Met Museum Marks 30th Anniversary of Historic Organ With Free Concert
On Wednesday, May 2 at 3:30pm, Robert Sirota's holy ghosts will have its world premiere, performed by Victoria Sirota on the Appleton pipe organ in The André Mertens Galleries for Musical Instruments, North Balcony at The Metropolitan Museum of Art (1000 Fifth Avenue, NYC). Sirota's new piece is commissioned by the department of Musical Instruments at The Metropolitan Museum, in celebration of the 30th anniversary of the installation of the historic Appleton pipe organ at the Museum.
Sirota's holy ghosts is a three-movement piece based on three hymn tunes – "Semley," "Helmsley," and "From Greenland's Icy Mountains." All of these are taken from an 1832 edition of the Boston Handel and Haydn Society Collection of Church Music, edited by Lowell Mason, which the composer and his wife bought at a used bookstore years ago.
J. Kenneth Moore, Frederick P. Rose Curator in Charge of musical instruments stated: "We are so pleased that Robert Sirota accepted our commission on this auspicious occasion.
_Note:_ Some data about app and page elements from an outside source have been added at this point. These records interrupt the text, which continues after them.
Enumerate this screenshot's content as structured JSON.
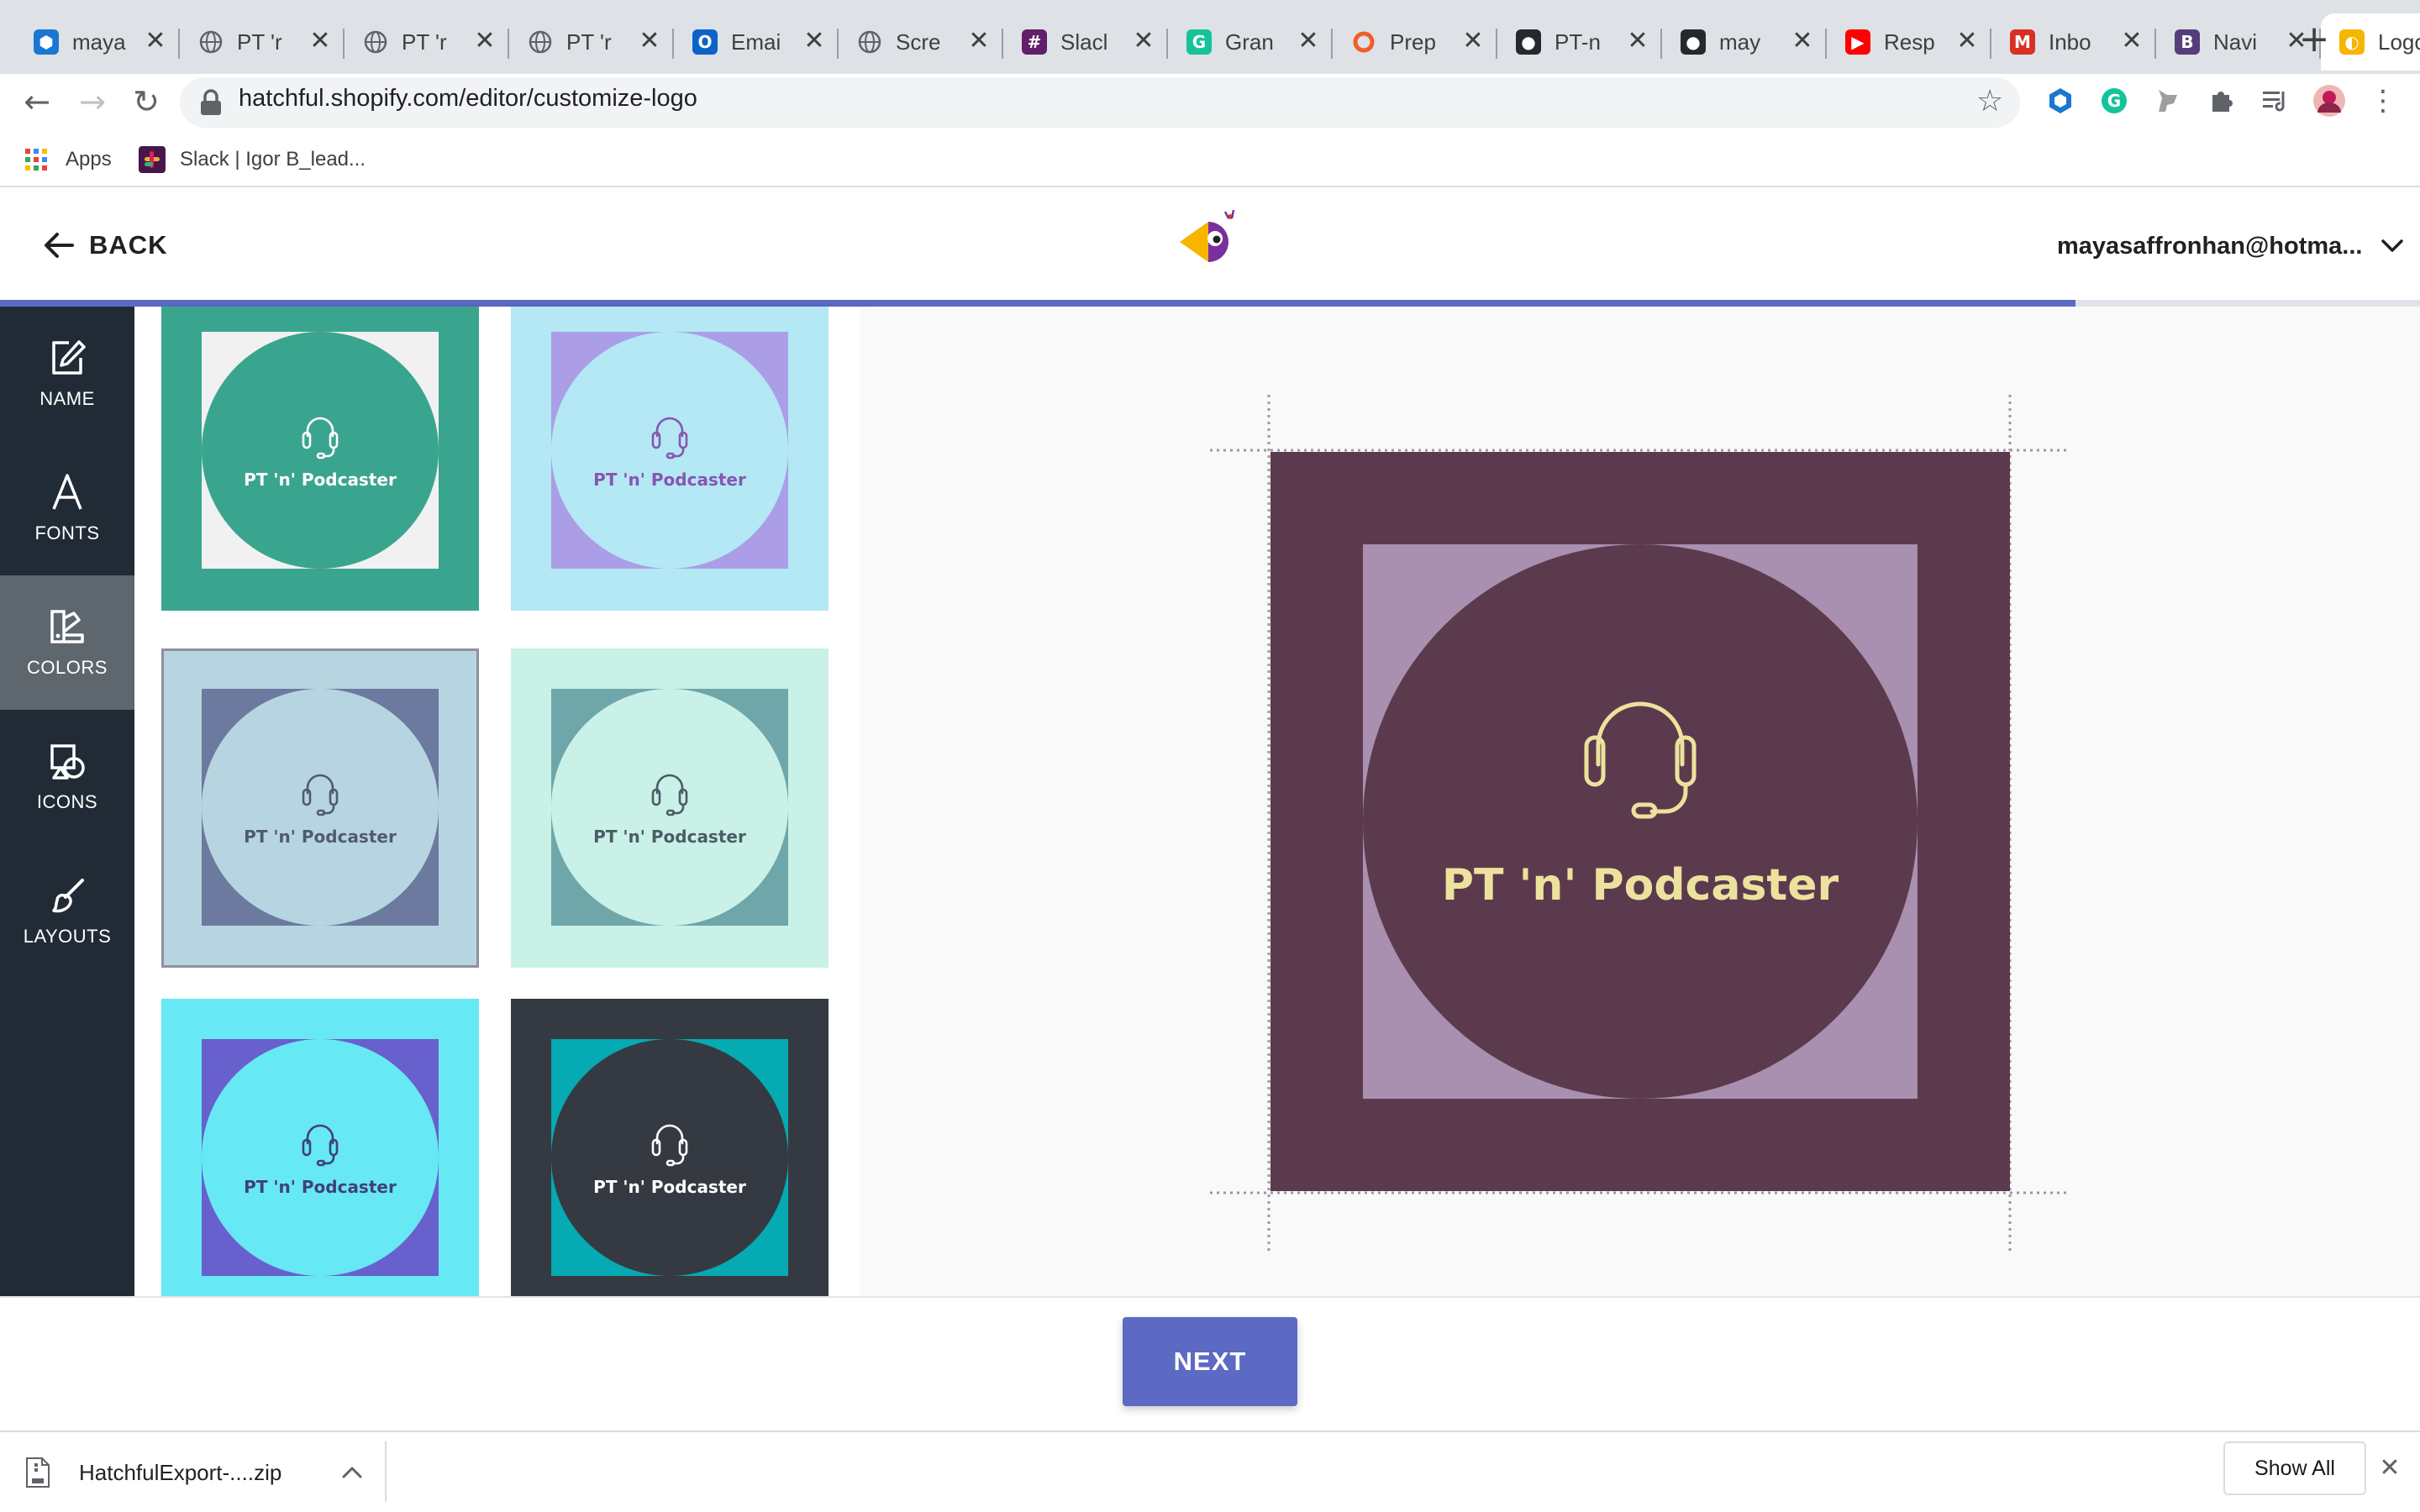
{
  "browser": {
    "tabs": [
      {
        "title": "maya",
        "icon": "hexagon-icon",
        "icon_color": "#1976d2"
      },
      {
        "title": "PT 'r",
        "icon": "globe-icon",
        "icon_color": "#5f6368"
      },
      {
        "title": "PT 'r",
        "icon": "globe-icon",
        "icon_color": "#5f6368"
      },
      {
        "title": "PT 'r",
        "icon": "globe-icon",
        "icon_color": "#5f6368"
      },
      {
        "title": "Emai",
        "icon": "outlook-icon",
        "icon_color": "#0a64c8"
      },
      {
        "title": "Scre",
        "icon": "globe-icon",
        "icon_color": "#5f6368"
      },
      {
        "title": "Slacl",
        "icon": "slack-icon",
        "icon_color": "#611f69"
      },
      {
        "title": "Gran",
        "icon": "grammarly-icon",
        "icon_color": "#15c39a"
      },
      {
        "title": "Prep",
        "icon": "ring-icon",
        "icon_color": "#f25c29"
      },
      {
        "title": "PT-n",
        "icon": "github-icon",
        "icon_color": "#24292e"
      },
      {
        "title": "may",
        "icon": "github-icon",
        "icon_color": "#24292e"
      },
      {
        "title": "Resp",
        "icon": "youtube-icon",
        "icon_color": "#ff0000"
      },
      {
        "title": "Inbo",
        "icon": "gmail-icon",
        "icon_color": "#d93025"
      },
      {
        "title": "Navi",
        "icon": "bootstrap-icon",
        "icon_color": "#563d7c"
      },
      {
        "title": "Logo",
        "icon": "hatchful-icon",
        "icon_color": "#f7b500",
        "active": true
      }
    ],
    "new_tab_glyph": "+",
    "close_glyph": "✕",
    "url": "hatchful.shopify.com/editor/customize-logo",
    "bookmarks": [
      {
        "label": "Apps",
        "icon": "apps-grid-icon"
      },
      {
        "label": "Slack | Igor B_lead...",
        "icon": "slack-icon"
      }
    ]
  },
  "header": {
    "back_label": "BACK",
    "account_label": "mayasaffronhan@hotma...",
    "progress_fraction": 0.8575
  },
  "sidebar": {
    "items": [
      {
        "label": "NAME",
        "icon": "edit-icon",
        "active": false
      },
      {
        "label": "FONTS",
        "icon": "font-icon",
        "active": false
      },
      {
        "label": "COLORS",
        "icon": "palette-icon",
        "active": true
      },
      {
        "label": "ICONS",
        "icon": "shapes-icon",
        "active": false
      },
      {
        "label": "LAYOUTS",
        "icon": "brush-icon",
        "active": false
      }
    ]
  },
  "swatches": [
    {
      "outer": "#3aa58e",
      "square": "#f1f1f1",
      "circle": "#3aa58e",
      "text": "#ffffff",
      "icon": "#ffffff"
    },
    {
      "outer": "#b3e8f4",
      "square": "#ac9de7",
      "circle": "#b3e8f4",
      "text": "#8855b0",
      "icon": "#8855b0"
    },
    {
      "outer": "#b7d5e0",
      "square": "#6b7a9e",
      "circle": "#b7d5e0",
      "text": "#505a73",
      "icon": "#505a73",
      "selected": true
    },
    {
      "outer": "#c9f1e7",
      "square": "#6fa6a9",
      "circle": "#c9f1e7",
      "text": "#4a5c66",
      "icon": "#4a5c66"
    },
    {
      "outer": "#67e8f5",
      "square": "#6860cc",
      "circle": "#67e8f5",
      "text": "#40407a",
      "icon": "#40407a"
    },
    {
      "outer": "#353a42",
      "square": "#05aab2",
      "circle": "#353a42",
      "text": "#ffffff",
      "icon": "#ffffff"
    }
  ],
  "logo_name": "PT 'n' Podcaster",
  "preview": {
    "background": "#5c3a4d",
    "square": "#a98fb0",
    "circle": "#5c3a4d",
    "accent": "#ece29d"
  },
  "footer": {
    "next_label": "NEXT"
  },
  "downloads": {
    "file_name": "HatchfulExport-....zip",
    "show_all_label": "Show All",
    "close_glyph": "✕"
  }
}
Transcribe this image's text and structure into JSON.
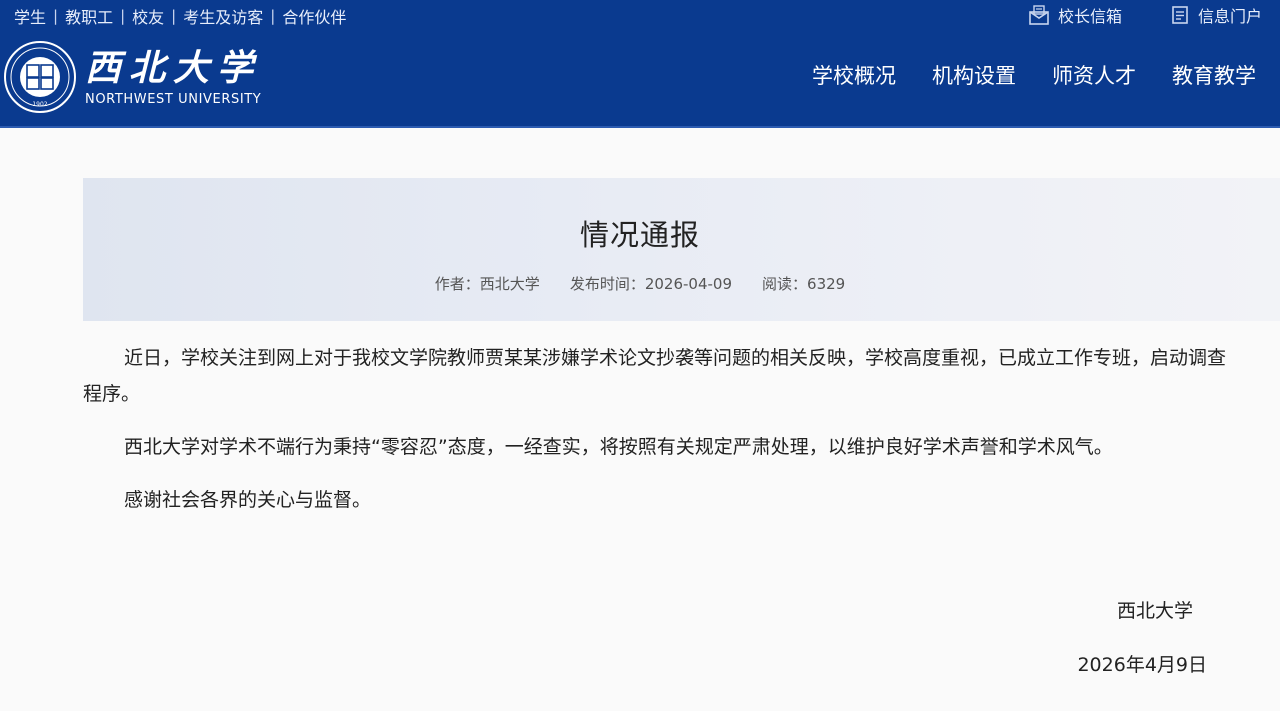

The hymn tones are so appropriate for the instrument, garbing the traditional in the cloak of the new."
Sirota said: "This organ is a beautiful example of early 19th century American organ building. It reminds me of a number of historic instruments that my wife Vicki has performed on in New England. The title holy ghosts comes from my sense that this instrument retains the spirits of the many Protestant hymns played on it over its life span. It is my fantasy that the organ plays them itself, as if by heart, and the twenty-first century organist comments on and embellishes the organ's performance."
In addition to holy ghosts, Victoria Sirota's concert program will also include John Stanley's Voluntary VIII in D minor, Op. 5; William Selby's A Fuge or Voluntary in D major; Francis Linley's Trumpet Voluntary in A major; Voluntary in D major from Mason and Webb's Musical Library, Benjamin Carr's Variations to the Sicilian Hymn, Charles Zeuner's Voluntary "Before Service" in G major; Raynor Taylor's Variations on Adeste Fideles, and Robert Sirota's Festival Prelude on Now Thank We All Our God which was commissioned in 1985 by The First Parish Church of Brunswick, Maine for the rededication of its restored historic 19th century tracker organ.